Sunday, August 18, 2019

REVIEW: 'Mindhunter' - New Discoveries in Atlanta Could Propel Bill and Holden Closer to the Truth in 'Episode 6'

Netflix's Mindhunter - Episode 2.06 "Episode 6"

The FBI officially sends the BSU to Atlanta to investigate the missing and murdered children. Wendy second-guesses her interview methods.

In 2018, there were 495 scripted shows airing amongst the linear channels and streaming services. The way people are consuming content now is so different than it used to be. It happens according to one's own schedule. As such, there is less necessity to provide ample coverage of each specific episode in any given season from a show. Moreover, it is simply impossible to watch everything. As such, this site is making the move to shorter episodic reviews in order to cover as many shows as possible. With all of that being said, here are my thoughts on the next episode of Netflix's Mindhunter.

"Episode 6" was directed by Carl Franklin with story by Joshua Donen & Courtenay Miles and teleplay by Courtenay Miles

The FBI is officially called in to help investigate the Atlanta child murders. It shouldn't have taken this long. It takes it becoming a priority for the Reagan administration and the new head of the FBI for the leaders in Atlanta to become compliant. Even then, it's abundantly clear that this investigation has been mishandled because so much of the police didn't care about these children. Holden understands that there is a predator on the loose. But he too has to act carefully because he can't risk his theories blowing up in his face once more. He has to be smarter when dealing with the political concerns of this world. Sure, he still makes pointed comments about how the police commissioner cares more about how things will reflect on him instead of actually conducting a competent and meaningful investigation. The BSU agents don't even know if the suspect they bring in for questioning has anything to do with the actual murders. They just have the clarity that one person is behind all of these murders. They walk away with that conclusion after his graveyard is discovered. It's because they stepped in and told the local detectives that they needed to refocus their efforts on combing the previous crime scenes to see if there were potentially any new clues. That led to the discovery of three bodies within a very hundred yards of each other. That's a significant discovery. It's one that will propel this case forward. But it's also not enough to appease the citizens of this city who are on edge fearing that their child could be the next one to be taken.
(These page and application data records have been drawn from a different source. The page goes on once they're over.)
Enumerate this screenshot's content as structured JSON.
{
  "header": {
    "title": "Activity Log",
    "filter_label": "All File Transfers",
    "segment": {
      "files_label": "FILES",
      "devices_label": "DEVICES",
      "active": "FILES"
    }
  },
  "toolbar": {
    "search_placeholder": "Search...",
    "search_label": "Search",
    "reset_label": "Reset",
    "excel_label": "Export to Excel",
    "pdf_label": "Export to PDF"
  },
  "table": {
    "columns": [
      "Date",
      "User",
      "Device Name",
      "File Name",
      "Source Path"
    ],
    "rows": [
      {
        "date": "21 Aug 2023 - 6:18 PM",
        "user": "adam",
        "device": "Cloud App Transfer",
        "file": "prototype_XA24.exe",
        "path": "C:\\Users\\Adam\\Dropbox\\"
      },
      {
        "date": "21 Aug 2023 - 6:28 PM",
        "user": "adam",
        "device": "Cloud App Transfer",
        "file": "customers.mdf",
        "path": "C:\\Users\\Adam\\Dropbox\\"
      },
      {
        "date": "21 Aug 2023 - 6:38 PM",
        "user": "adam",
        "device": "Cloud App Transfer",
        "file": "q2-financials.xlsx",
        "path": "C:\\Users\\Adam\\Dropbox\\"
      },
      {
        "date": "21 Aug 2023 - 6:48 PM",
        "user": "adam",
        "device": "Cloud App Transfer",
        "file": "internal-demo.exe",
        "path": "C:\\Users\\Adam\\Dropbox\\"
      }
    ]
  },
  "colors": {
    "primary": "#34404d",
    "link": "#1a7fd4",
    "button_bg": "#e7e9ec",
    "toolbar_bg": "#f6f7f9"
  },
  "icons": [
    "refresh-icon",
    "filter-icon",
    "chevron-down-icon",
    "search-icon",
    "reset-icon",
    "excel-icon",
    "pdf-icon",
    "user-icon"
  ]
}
They fear that children will keep disappearing because the police have looked at all of these cases on an individual basis while blaming the families themselves for what happened. That's absolutely despicable. Holden and Bill know it not to be true. They can't prevent the details of the investigation from leaking though. They are told to be extremely careful. There is certainly the impulse to help the community that is hurting. And yet, the team can't confirm any details about the status of the investigation. They believe the work they are doing is substantial. It will lead to a huge break in the case and get justice for the numerous victims. But that is really only scratching the surface when it comes to some of the systemic issues at play here. When Bill and Jim re-canvas a neighborhood, they realize that many crucial witnesses weren't even interviewed by the police to see if they had details that would be considered important. This is a failing of the entire police system even for those who want to do the right thing now. This is a community that has been hurting for far too long. Of course, Bill is also worried about his son and what his recent behavior could indicate about his future. The team is operating with the understanding that all of the serial killers they have interviewed had behavioral problems as children. The new FBI director was a former judge who wanted to lock criminals up for longer sentences because he could instinctively know that they would commit more dangerous crimes. As such, everyone should rightfully be worried about Bill and Nancy. Their sanity is fraying because they don't know how to help Brian. This isn't a problem that will go away on its own. Brian seems to regressing emotionally. And yet, that's very terrifying as well. Bill's work may amplify his concerns. But he's also not around long enough to actually be an active member of this family. That's concerning as well. He is forced into environments where he doesn't want to be even though he does a fairly solid job in impressing his new boss. Meanwhile, Wendy is still adjusting to how conducting interviews in the field is different from how she has long studied psychology and manipulative individuals. She believes she is fully capable of leading her subjects to the exact point where they can open up. She is certainly more effective than Gregg is in getting details from Paul Bateson. And yet, it still ends with him shutting off any questions about his possible guilt with several open cases. It also presents as yet another story with sexual orientation at the heart of violence which is such a tricky line to delve into because Gregg sees it as defiance while Wendy knows just how loving and genuine that connection can actually be. She is happy and stable with Kay even though she still allows her work to dominate her focus.